Republic / Seversky
Dogfights have always attracted attention. Since the First World War, their participants have been considered heroes, stories have been written about nothing, and they have become idols of generations. However, the reality of air combat is much more prosaic. Whatever the motivation of the pilots to fight, there was always a winner on one side and a loser on the other in a crippled or burning plane falling to the ground. This series deals with the struggle from their beginning to the modern age, when the sky is steadily ruled by jet engines.
So far, I have dealt with fights in my articles, in which the technique of western provenance was on the winning side. In order not to look biased, in this article I will focus on the duel in which the roles were reversed.
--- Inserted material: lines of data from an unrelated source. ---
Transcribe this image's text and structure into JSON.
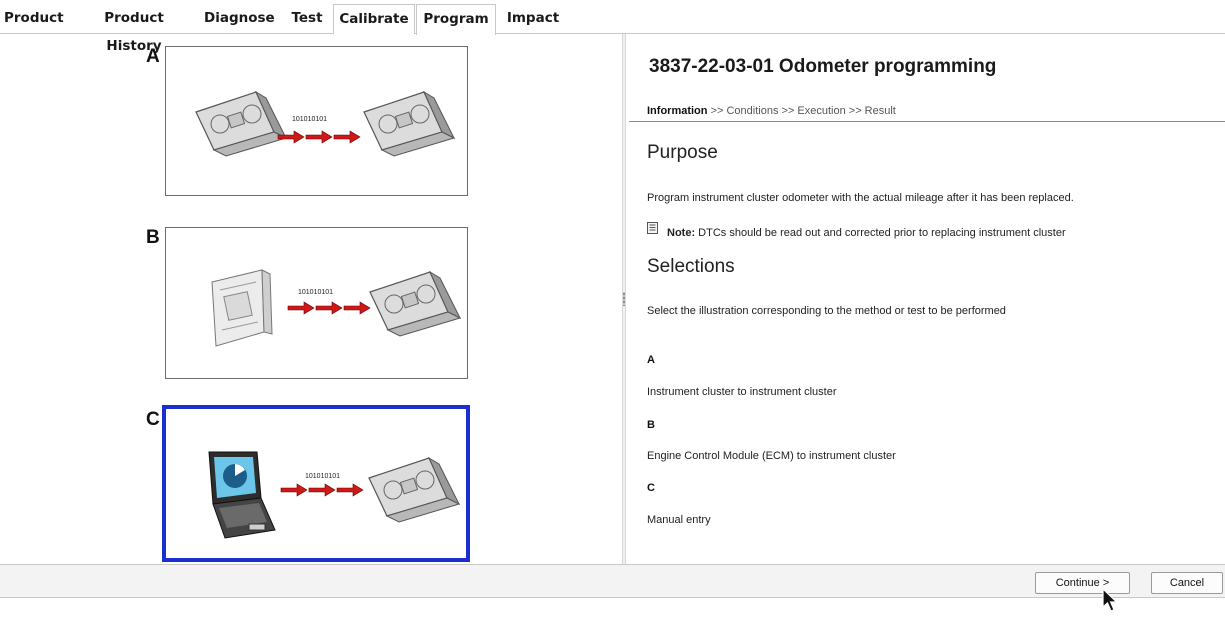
{
  "tabs": [
    {
      "label": "Product"
    },
    {
      "label": "Product History"
    },
    {
      "label": "Diagnose"
    },
    {
      "label": "Test"
    },
    {
      "label": "Calibrate"
    },
    {
      "label": "Program"
    },
    {
      "label": "Impact"
    }
  ],
  "active_tab": "Program",
  "illustrations": [
    {
      "letter": "A",
      "bits": "101010101",
      "source": "instrument-cluster",
      "target": "instrument-cluster",
      "selected": false
    },
    {
      "letter": "B",
      "bits": "101010101",
      "source": "engine-control-module",
      "target": "instrument-cluster",
      "selected": false
    },
    {
      "letter": "C",
      "bits": "101010101",
      "source": "laptop",
      "target": "instrument-cluster",
      "selected": true
    }
  ],
  "doc": {
    "title": "3837-22-03-01 Odometer programming",
    "breadcrumb": {
      "current": "Information",
      "rest": ">> Conditions >> Execution >> Result"
    },
    "purpose_heading": "Purpose",
    "purpose_text": "Program instrument cluster odometer with the actual mileage after it has been replaced.",
    "note_label": "Note:",
    "note_text": "DTCs should be read out and corrected prior to replacing instrument cluster",
    "selections_heading": "Selections",
    "selections_text": "Select the illustration corresponding to the method or test to be performed",
    "options": [
      {
        "letter": "A",
        "text": "Instrument cluster to instrument cluster"
      },
      {
        "letter": "B",
        "text": "Engine Control Module (ECM) to instrument cluster"
      },
      {
        "letter": "C",
        "text": "Manual entry"
      }
    ]
  },
  "buttons": {
    "continue": "Continue >",
    "cancel": "Cancel"
  },
  "colors": {
    "selection_border": "#1b2fd0",
    "arrow_red": "#d01818"
  }
}
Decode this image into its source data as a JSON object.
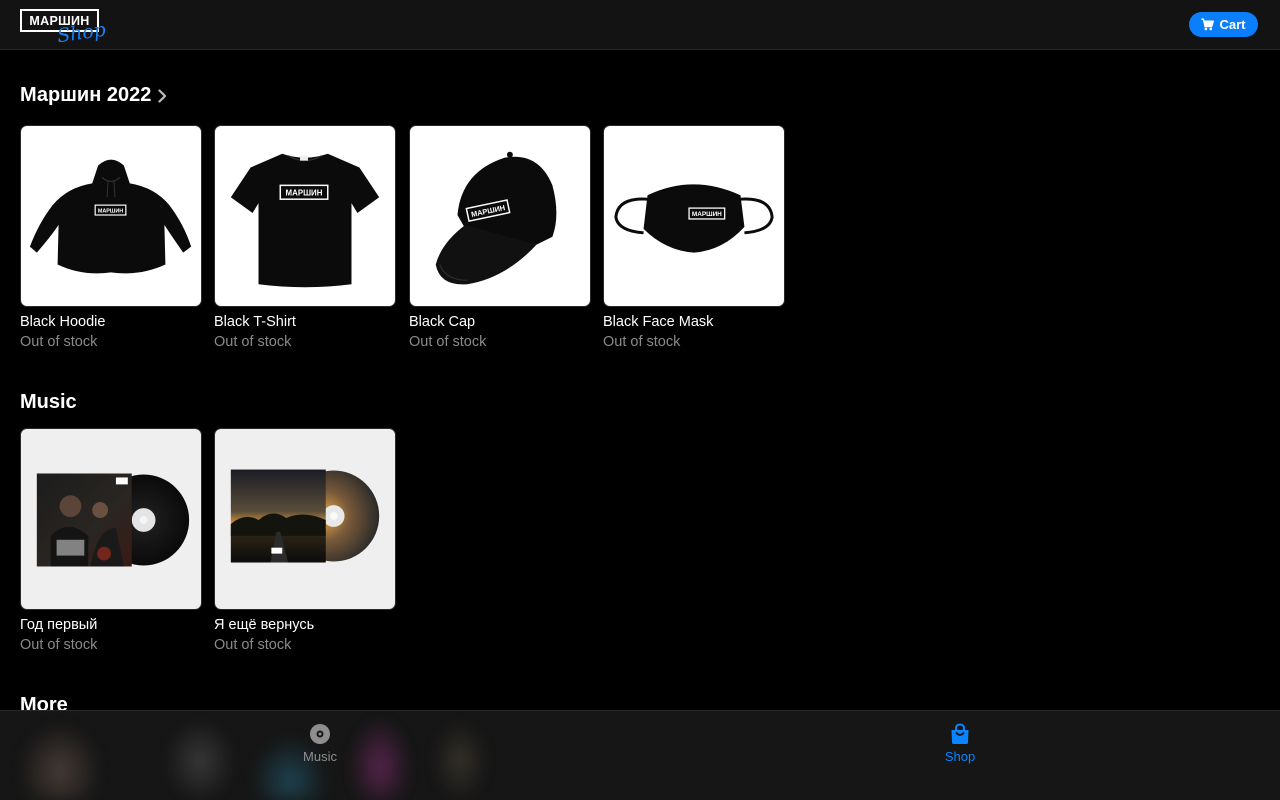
{
  "header": {
    "logo_text": "МАРШИН",
    "logo_script": "Shop",
    "cart_label": "Cart",
    "cart_icon": "cart-icon",
    "accent_color": "#0a7ff9"
  },
  "sections": [
    {
      "title": "Маршин 2022",
      "has_chevron": true,
      "items": [
        {
          "name": "Black Hoodie",
          "status": "Out of stock",
          "image_icon": "hoodie",
          "print_text": "МАРШИН"
        },
        {
          "name": "Black T-Shirt",
          "status": "Out of stock",
          "image_icon": "t-shirt",
          "print_text": "МАРШИН"
        },
        {
          "name": "Black Cap",
          "status": "Out of stock",
          "image_icon": "cap",
          "print_text": "МАРШИН"
        },
        {
          "name": "Black Face Mask",
          "status": "Out of stock",
          "image_icon": "face-mask",
          "print_text": "МАРШИН"
        }
      ]
    },
    {
      "title": "Music",
      "has_chevron": false,
      "items": [
        {
          "name": "Год первый",
          "status": "Out of stock",
          "image_icon": "cd-album"
        },
        {
          "name": "Я ещё вернусь",
          "status": "Out of stock",
          "image_icon": "cd-album"
        }
      ]
    },
    {
      "title": "More",
      "has_chevron": false,
      "items": []
    }
  ],
  "tabbar": {
    "tabs": [
      {
        "label": "Music",
        "icon": "disc-icon",
        "active": false
      },
      {
        "label": "Shop",
        "icon": "shopping-bag-icon",
        "active": true
      }
    ],
    "active_color": "#0a84ff",
    "inactive_color": "#8e8e8e"
  }
}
American pilots of the 5th Air Force USAAF, fighting during World War II against the Japanese air force over large areas of the Pacific, recorded a total of 511 kills on Republic P-47D Thunderbolt planes. The 348th Fighter Group achieved its greatest success, with its pilots reporting 326 kills on Thunderbolts. The group grew a total of 20 aces, including the most successful pilot of the Republic P-47D Pacific battlefield Lt.Col. Neel Kearby. This man shot down 22 enemies on a massive fighter and finally went to the fighter heaven in her cabin.
The robust Republic P-47D Thunderbolt fighters began to operate in American colors in Southeast Asia only during 1944, much later than in Europe, the Mediterranean or the Pacific. Since the summer, they have intervened in fierce fighting against the Japanese on the Burmese battlefield.